“Be not afraid to tell Jesus that you love Him; even though it be without feeling, this is the way to oblige Him to help you, and carry you like a little child too feeble to walk.”
The Story of a Soul, better known to the English public as The Autobiography of St. Thérèse of Lisieux, was first published in 1899. Today it ranks among the greatest Christian spiritual classics and it has been translated into practically every well-known language. Almost every pope since its publication has proposed St. Thérèse’s teaching to the faithful for their imitation—Pius XI declared her the greatest saint of our age and John Paul II made her a Doctor of the Church.

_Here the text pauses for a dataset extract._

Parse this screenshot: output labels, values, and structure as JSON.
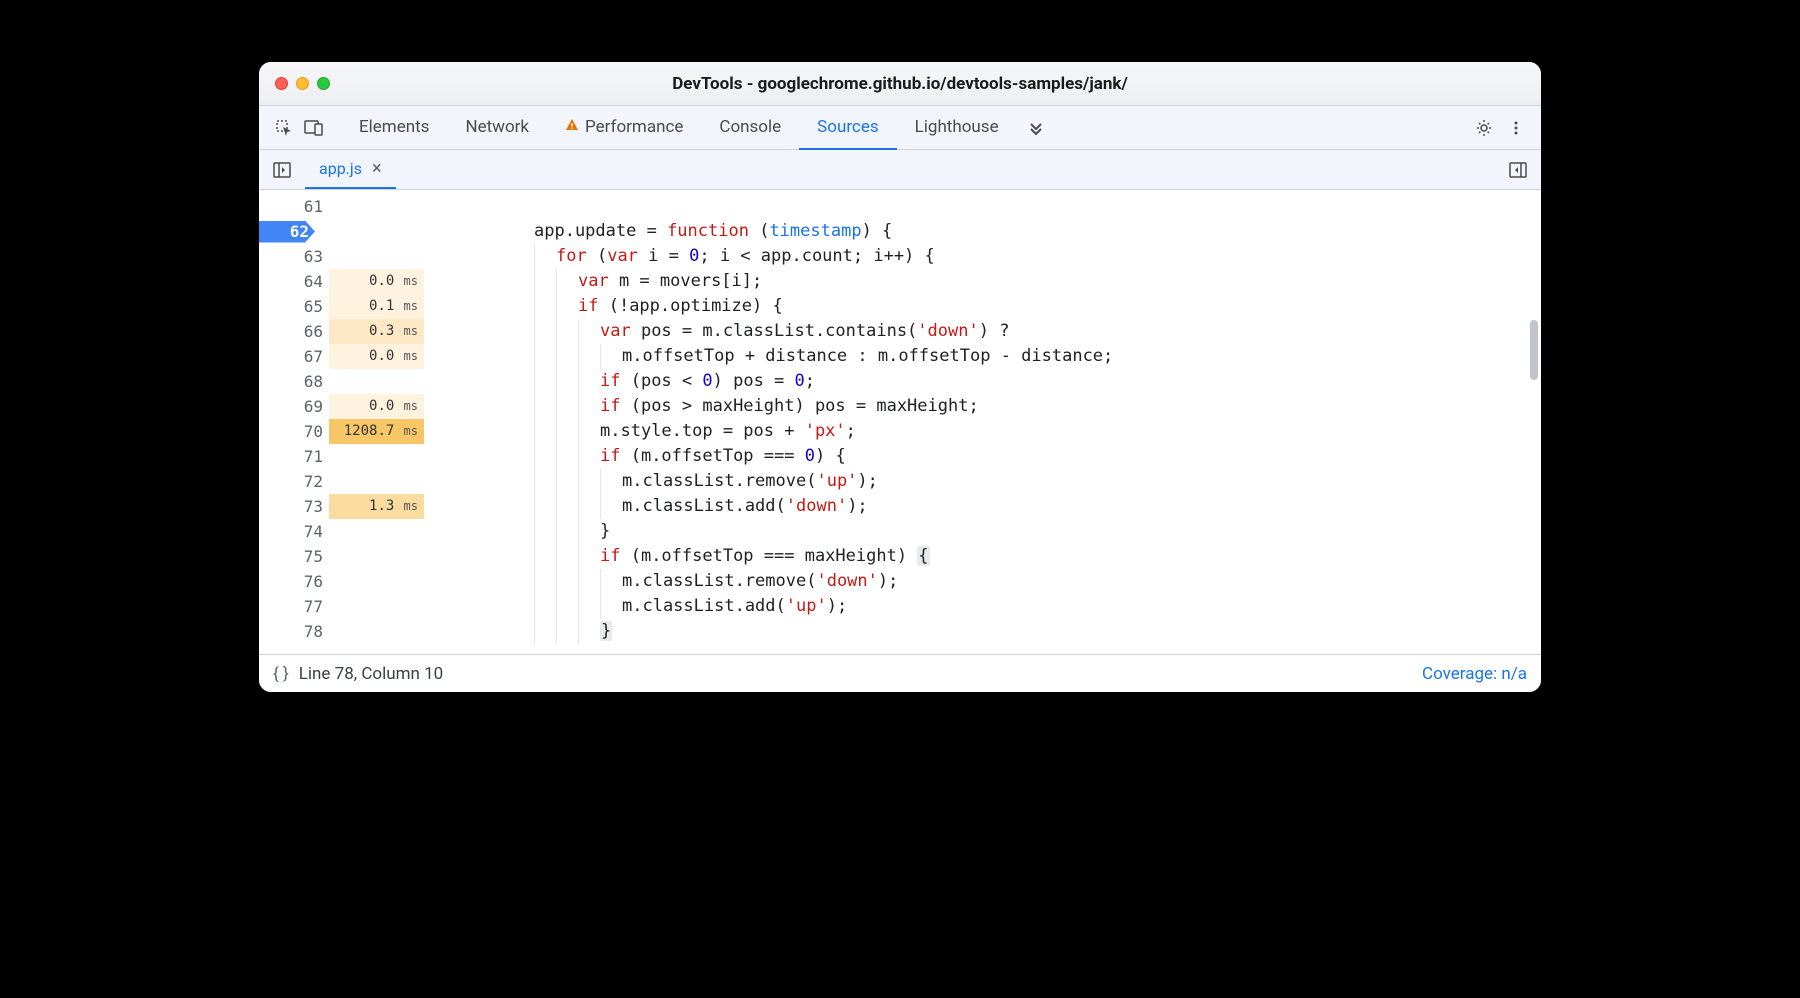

The Story of a Soul possesses in some degree a characteristic common both to the Gospels and The Imitation of Christ. Men and women open the book, often quite casually, and are caught by the vivid clarity or simple profundity of some sentence in such a way that their lives are completely changed. The style of St. Thérèse is extremely simple and spontaneous, having a charm that is hard to describe, especially when she rises to poetic heights. The final chapter, written for her eldest sister Marie, is simply a childlike outpouring of her heart to Jesus Himself. This spiritual classic will speak gently to your heart.
This edition has been re-typeset using the text of the 1952 edition originally published by Burns Oates Washbourne under the imprimatur of Edm. Canon Surmont, Vicar General, Westminster, 2nd November 1925.